Myanmar Country Report 2015Country Report 2015
Burma 2015 Review | Burma 2016
In Myanmar, a major election win by the Opposition at the end of 2015 triggered a new surge of investors' confidence and, after a somewhat unsure year, raised hope for greater financial stabilization in 2016. The November election win for the National League for Democracy (NLD) under Daw Aung San Suu Kyi will lead to greater civil involvement in the administration, although the army will maintain full oversight of the ministries of defence, interior and borders in the new cabinet, along with a minumumum of 25% of parliamentary seat and significant commercial involvement.
In 2015, despite the slowdown in the international economic situation, Myanmar recorded GDP expansion of 8.5%, according to the IMF. It is thus above the five initial ASEAN countries Indonesia, Malaysia, the Philippines, Singapore and Thailand with 4.6 percent and the worldwide mean of 3.1 percent increase.
For 2016, a relatively stable increase in gross domestic product is anticipated, which is forecast by the IMF to weaken somewhat to 8.3 percent. The high level of consumption contributed to the expanding retailing business in Myanmar and at the same time increased the attractiveness of the branch for overseas brand names. In the course of the year, multinational breweries such as Heineken and Carlsberg opened manufacturing plants in the Czech Republic through jointventures with domestic associates, and the Japanese company Kirin in August purchased a 55% share in the Myanmar Beer brand for 560 million dollars.
This year also saw rapid expansion in industrial real estate developments, driven by increasing demands for quality retail properties, particularly in Yangon, the country's finance and banking centre. This should help to maintain activities in Myanmar's building industry, which already has several infrastructural ventures. Nine international bankers had started operating in an important area for the country's finance service industry by early 2016, albeit to a lesser extent.

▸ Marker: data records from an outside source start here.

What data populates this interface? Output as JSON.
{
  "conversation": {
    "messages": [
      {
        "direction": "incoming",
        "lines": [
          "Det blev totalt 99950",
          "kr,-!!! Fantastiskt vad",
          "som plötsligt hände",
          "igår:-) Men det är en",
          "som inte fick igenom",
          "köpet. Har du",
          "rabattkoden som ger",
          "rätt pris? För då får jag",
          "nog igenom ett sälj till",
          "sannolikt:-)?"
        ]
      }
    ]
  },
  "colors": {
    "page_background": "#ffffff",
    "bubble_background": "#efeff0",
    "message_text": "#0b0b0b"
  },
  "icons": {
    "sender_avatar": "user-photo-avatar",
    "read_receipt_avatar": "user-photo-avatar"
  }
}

The new NLD administration, which will be officially swear in in March this year, will, however, come into an industry that faces continuing restructuring problems, with a growing budget gap estimated at 5.5% of GNP according to the IMF. Increasing global warming also had a negative impact on Myanmar's 2015 output after gaining impetus from high cash flow, increasing consumer demands and a shortage of fresh produce following the mid-year floods across the country.
The IMF's latest IV consultations with Myanmar forecast that by the end of fiscal 2015/16 there will be an upward trend in IMF annual inflation to 13.3%, up from 7.4% in fiscal 2014/15. In order to relieve pressures on the Kyoto Protocol and contain global warming, the Central Bank of Myanmar at the end of November announces its intention to boost banks' minimum reserves quota and the value of its bi-weekly deposits auctions, signaling an interest cut as an option.
In order to safeguard nutritional stability and stabilize internal demand for foods, the Chinese authorities ordered a six-week freezing of travel export, one of the main pillars of Myanmar's external economic activity. FDI has also been slowing somewhat, to $4.1 billion in December 2015, according to the Directorate of Investments and Business Administration. Until the end of fiscal 2015/16, investments abroad should amount to $6 billion, after $8 billion in fiscal 2014/15.
So far, the majority of capital expenditure has been attracting more than $2 billion in the petroleum and natural-gas industries in December, while $736 million has been invested in transport and communication and $685 million in production. The inflow of capital is projected to increase again in 2016, with a smoothly running elections and the promise of a change of state in the next few heats.
U Aung Naing Oo, Myanmar Investments Commission Secretariat, expects higher investments in the first six of 2016, particularly from EU states.